Anna Scripps Whitcomb Conservatory, MI
If you’re anything like us, these bitterly cold temperatures have you looking for an escape. How does 75° and 60% humidity sound? We thought it sounded like paradise, so last weekend we headed to the Anna Scripps Whitcomb Conservatory on Belle Isle.
Opened in 1904, this conservatory is the oldest in America! It was designed by Albert Kahn and was initially joined to the Belle Isle Aquarium.
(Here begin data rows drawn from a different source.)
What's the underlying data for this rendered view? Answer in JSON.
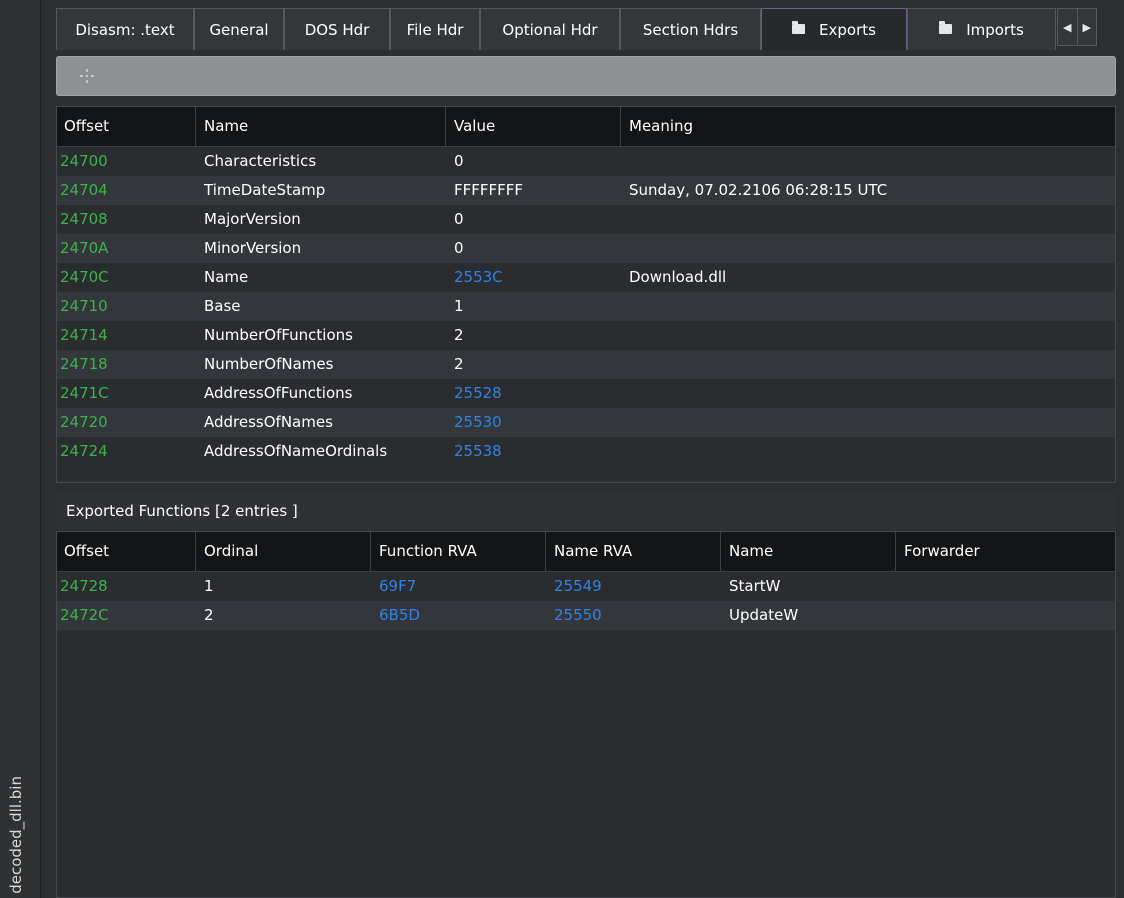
{
  "sidebar": {
    "filename": "decoded_dll.bin"
  },
  "tabs": [
    {
      "label": "Disasm: .text",
      "folder": false,
      "active": false
    },
    {
      "label": "General",
      "folder": false,
      "active": false
    },
    {
      "label": "DOS Hdr",
      "folder": false,
      "active": false
    },
    {
      "label": "File Hdr",
      "folder": false,
      "active": false
    },
    {
      "label": "Optional Hdr",
      "folder": false,
      "active": false
    },
    {
      "label": "Section Hdrs",
      "folder": false,
      "active": false
    },
    {
      "label": "Exports",
      "folder": true,
      "active": true
    },
    {
      "label": "Imports",
      "folder": true,
      "active": false
    }
  ],
  "tab_scroll": {
    "left": "◀",
    "right": "▶"
  },
  "export_dir": {
    "headers": [
      "Offset",
      "Name",
      "Value",
      "Meaning"
    ],
    "rows": [
      {
        "offset": "24700",
        "name": "Characteristics",
        "value": "0",
        "meaning": "",
        "value_link": false
      },
      {
        "offset": "24704",
        "name": "TimeDateStamp",
        "value": "FFFFFFFF",
        "meaning": "Sunday, 07.02.2106 06:28:15 UTC",
        "value_link": false
      },
      {
        "offset": "24708",
        "name": "MajorVersion",
        "value": "0",
        "meaning": "",
        "value_link": false
      },
      {
        "offset": "2470A",
        "name": "MinorVersion",
        "value": "0",
        "meaning": "",
        "value_link": false
      },
      {
        "offset": "2470C",
        "name": "Name",
        "value": "2553C",
        "meaning": "Download.dll",
        "value_link": true
      },
      {
        "offset": "24710",
        "name": "Base",
        "value": "1",
        "meaning": "",
        "value_link": false
      },
      {
        "offset": "24714",
        "name": "NumberOfFunctions",
        "value": "2",
        "meaning": "",
        "value_link": false
      },
      {
        "offset": "24718",
        "name": "NumberOfNames",
        "value": "2",
        "meaning": "",
        "value_link": false
      },
      {
        "offset": "2471C",
        "name": "AddressOfFunctions",
        "value": "25528",
        "meaning": "",
        "value_link": true
      },
      {
        "offset": "24720",
        "name": "AddressOfNames",
        "value": "25530",
        "meaning": "",
        "value_link": true
      },
      {
        "offset": "24724",
        "name": "AddressOfNameOrdinals",
        "value": "25538",
        "meaning": "",
        "value_link": true
      }
    ]
  },
  "exported": {
    "label": "Exported Functions   [2 entries ]",
    "headers": [
      "Offset",
      "Ordinal",
      "Function RVA",
      "Name RVA",
      "Name",
      "Forwarder"
    ],
    "rows": [
      {
        "offset": "24728",
        "ordinal": "1",
        "function_rva": "69F7",
        "name_rva": "25549",
        "name": "StartW",
        "forwarder": ""
      },
      {
        "offset": "2472C",
        "ordinal": "2",
        "function_rva": "6B5D",
        "name_rva": "25550",
        "name": "UpdateW",
        "forwarder": ""
      }
    ]
  },
  "colors": {
    "offset": "#3bb54a",
    "link": "#2f84e8",
    "header_bg": "#141516",
    "active_tab_border": "#6f5f8f"
  }
}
The rafters were constructed of wood salvaged from the St. Louis World fair, though those had to be replace with aluminum rafters in the 1950s. It was originally called The Horticulture Building, but the Conservatory was renamed in 1955 after a Detroit News heiress who donated her assortment of 600 orchids to the City of Detroit.
The Conservatory is divided into five massive rooms or “houses” – the Palm House, the Tropical House, the Cactus House, the Fernery, and the Show House. The volunteers manning the Conservatory were so friendly and supplied our kids with scavenger hunts to fill out. This unsurprisingly devolved into a competition but greatly added to their enjoyment and engagement in what they were seeing. Our kids loved finding plants with fun names like the zebra plant, fairy washboard, swiss cheese plant, rattlesnake plant (above), and seersucker plant. Don’t miss the carnivorous plants in the entry room either. Our oldest had just read up on pitcher plants and was excited to see them in person!
Know before you go:
- The Conservatory is located at 900 Inselruhe Ave., Detroit, MI 48207.
- Due to construction through April 2019, it is open on Saturday and Sunday from 10-5. Thereafter, it should be open Wednesday-Sunday. Check current days/hours on their website or Facebook page.
- Parking and admission are free (donations appreciated) though you may have to pay to gain entry to Belle Isle (we discussed this in our post about Belle Isle Aquarium).
- Winter is a popular time to visit the Conservatory, but we had no trouble wheeling our double stroller through.
- The surrounding gardens were blanketed in snow when we visited (above), so it’s worth a visit in other seasons (autumn pictured below) when you can appreciate fully those!